Plastics, the first synthetic substances

   The first synthetic substances—substances that do not occur in nature—were developed by chemists in laboratories in the 1800's. A few of these sub­stances began to have wide applications. For example, celluloid was used to make movie films, and bakelite was used for electrical equipment. It was not until after 1945, however, that these substances, called plastics, began to appear in every area of life. By the mid-1960's, for example, there was more synthetic rubber than natural rubber in the world.
   Plastics became an essential part of daily existence. They were used to equip and furnish kitchens. They changed the way buildings were constructed and affected the manufacture of objects from toys to cars. They completely altered the appearance as well as the manufacture of most of the things people use every day, from tooth-brushes to telephones. Synthetic fibers were woven into easy-care fabrics for clothing, upholstery, and many other uses.

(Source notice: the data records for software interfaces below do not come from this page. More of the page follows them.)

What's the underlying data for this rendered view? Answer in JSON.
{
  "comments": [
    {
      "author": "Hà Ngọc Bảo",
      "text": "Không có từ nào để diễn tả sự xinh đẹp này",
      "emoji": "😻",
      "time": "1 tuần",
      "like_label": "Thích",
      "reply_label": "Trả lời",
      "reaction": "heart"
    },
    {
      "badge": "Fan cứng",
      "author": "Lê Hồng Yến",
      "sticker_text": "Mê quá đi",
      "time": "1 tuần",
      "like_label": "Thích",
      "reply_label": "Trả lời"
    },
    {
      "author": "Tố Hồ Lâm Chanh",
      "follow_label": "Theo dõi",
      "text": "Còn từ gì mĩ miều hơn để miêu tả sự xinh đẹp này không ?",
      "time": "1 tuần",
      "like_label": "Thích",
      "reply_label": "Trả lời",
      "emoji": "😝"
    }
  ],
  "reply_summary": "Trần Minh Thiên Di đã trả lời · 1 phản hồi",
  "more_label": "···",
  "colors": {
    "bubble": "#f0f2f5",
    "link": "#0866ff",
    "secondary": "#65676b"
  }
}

   Many plastics were made from oil products. The production of plastics, therefore, depended on the unpredictable nature of international oil prices. Nevertheless, plastics continued to be essential to modern life in the 21th century.